A few days ago, Peter Sripol shared a video of him doing short hops on his homemade electric airplane. It was a sight to behold but technically… that wasn’t flying. This is. Peter got better batteries and finally gave the people what they want. Amazing stuff.
Flight fanatic Peter Sripol has built his share of small, unmanned flying machines, but he’s now turned his attention to something a bit bigger, building himself a single-seat aircraft powered by electric motors, and airworthy enough that he was willing to be its test pilot.
Pilot and adventure seeker Linkerius shared this footage of what he sees when flying in a huge formation of more than 20 single-engine military planes during an air show. It amazes us that that so many planes can fly so closely to each other and with such coordination.
During the 2017 EAA AirVenture air show in Oshkosh, WI, a B-1B bomber took to the skies, and flaunted its mighty afterburners for the crowd. That cloud you see around the plane is a vapor cone formed by instant condensation. Kudos to Airailimages for the awesome video.
AmazingDIYProjects spent countless hours building this crazy loud electric flying contraption using dozens of drone motors. He captured footage of the marvelous machine’s maiden manned flight. Second flight starts at 15:30, and POV footage at 22:30. (Thanks Rob!)

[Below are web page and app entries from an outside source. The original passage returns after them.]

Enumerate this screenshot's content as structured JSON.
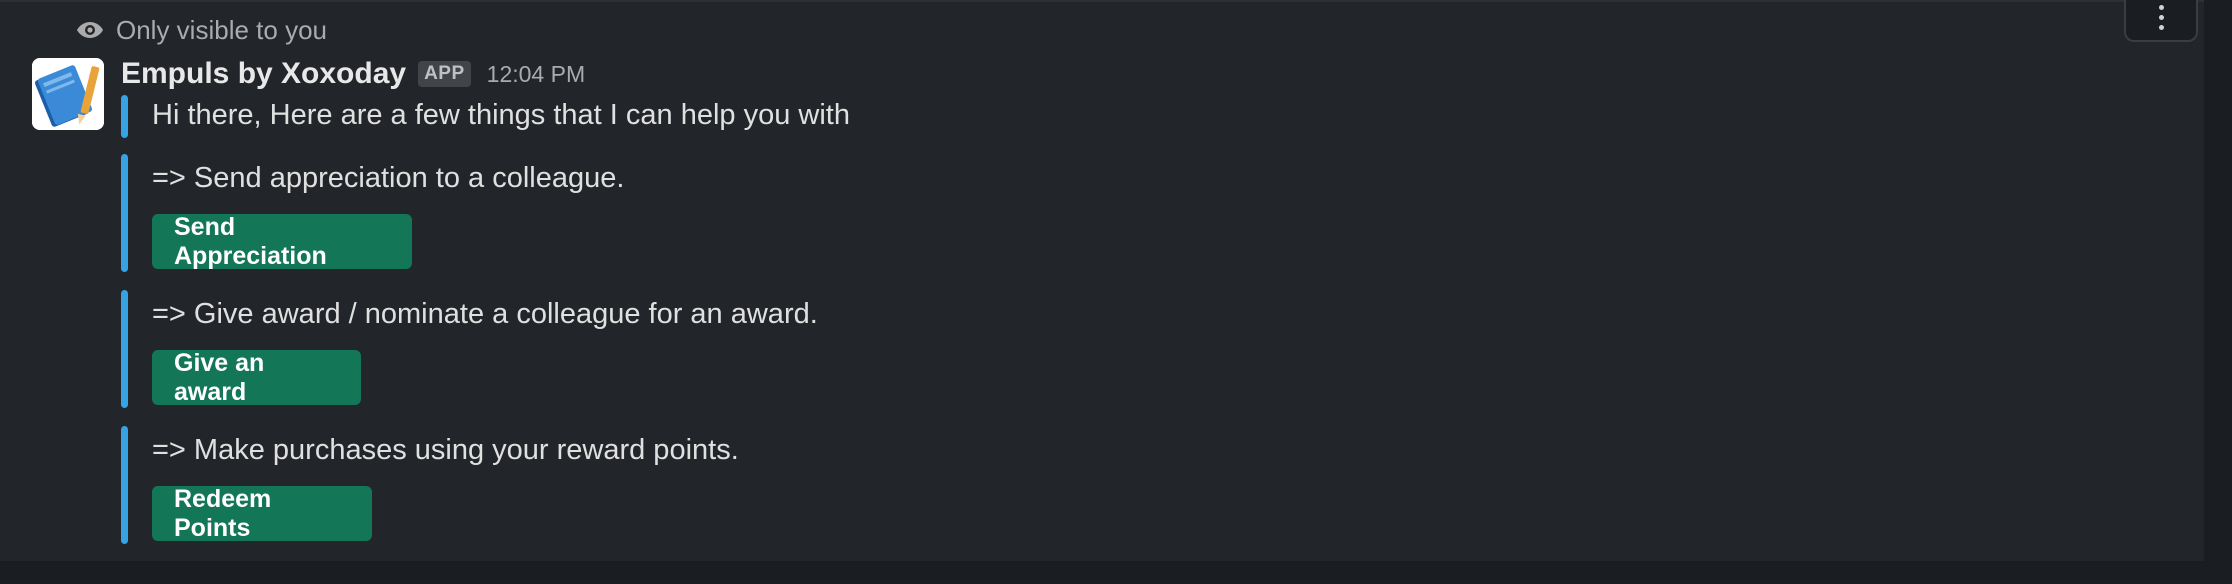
{
  "visibility": {
    "text": "Only visible to you",
    "icon": "eye-icon"
  },
  "message": {
    "sender": "Empuls by Xoxoday",
    "badge": "APP",
    "time": "12:04 PM",
    "avatar_icon": "blue-book-pencil-icon",
    "intro": "Hi there, Here are a few things that I can help you with",
    "sections": [
      {
        "text": "=> Send appreciation to a colleague.",
        "button": "Send Appreciation"
      },
      {
        "text": "=> Give award / nominate a colleague for an award.",
        "button": "Give an award"
      },
      {
        "text": "=> Make purchases using your reward points.",
        "button": "Redeem Points"
      }
    ]
  },
  "toolbar": {
    "more_icon": "more-vertical-icon"
  },
  "colors": {
    "background": "#222529",
    "attachment_bar": "#36a3e4",
    "button": "#137656",
    "button_text": "#ffffff"
  }
}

Pilot Linkerius posted this incredible seat-of-your-pants footage of a PC-7 trainer aircraft being flown on an extremely low-altitude course. A Nap-of-the-Earth (NOE) flight is designed to help fighter pilots avoid detection by enemies via radar or visual reconnaissance.
Sales Wick of BeyondClouds has the benefit of being both a commercial airline pilot and a pro photographer, which allowed him to capture this time-lapse footage of the night sky from the vantage point of his 777’s cockpit as they flew across the Atlantic towards South America.
Peter Sripol and his pals like to fly r/c airplanes, but he tried something a bit different for his latest flyer by building a plane that uses two spinning KFC buckets to get airborne, courtesy of the Magnus Effect. Flight KFC185 hits the skies around the 11-minute mark.
Real Engineering presents the first in a series of videos which look at future airplanes which could disrupt the commercial airline industry which has been locked up tight by Boeing and Airbus for years. First up, the Aurora D8, an unusual jet with a “double-bubble” fuselage.
Autel Robotics‘ top-rated X-Star drone matches the DJI Phantom 4 spec for spec, but for much less money. It packs a 4K/30 camera, a 3-axis gimbal, a 25m flight time, dual GPS/GLONASS navigation, and the ability to control and view flight from up to 1.2 miles away.
Henk Hesselink of the Netherlands Aerospace Centre presents a conceptual runway design, designed so airplanes can land from a variety of vectors to avoid dangerous crosswinds, as well as reducing concerns about wake turbulence caused by jets flying one behind the other.
After exploring cost as a limiting factor in the speed of commercial airplanes, Wendover Productions looks at how despite us all arriving at the same place at the same time, the bigger seats, drinks and meals of premium classes are big moneymakers for airlines.
Just because your airplane model looks like an airplane doesn’t mean you actually have to fly it like one. Watch as pilots Donatas Pauzuolis, Marc Faulhaber, and Gernot Bruckmann seemingly defy physics with these crazy indoor freestyle flights, captured by 777BlueAngel.
The Aurora Borealis are one of nature’s most spectacular displays. It turns out that you don’t need to land on the ground up North to see them either. Photographer Aryeh Nirenberg captured this stunning view right out of her airplane window flying from NYC to Iceland.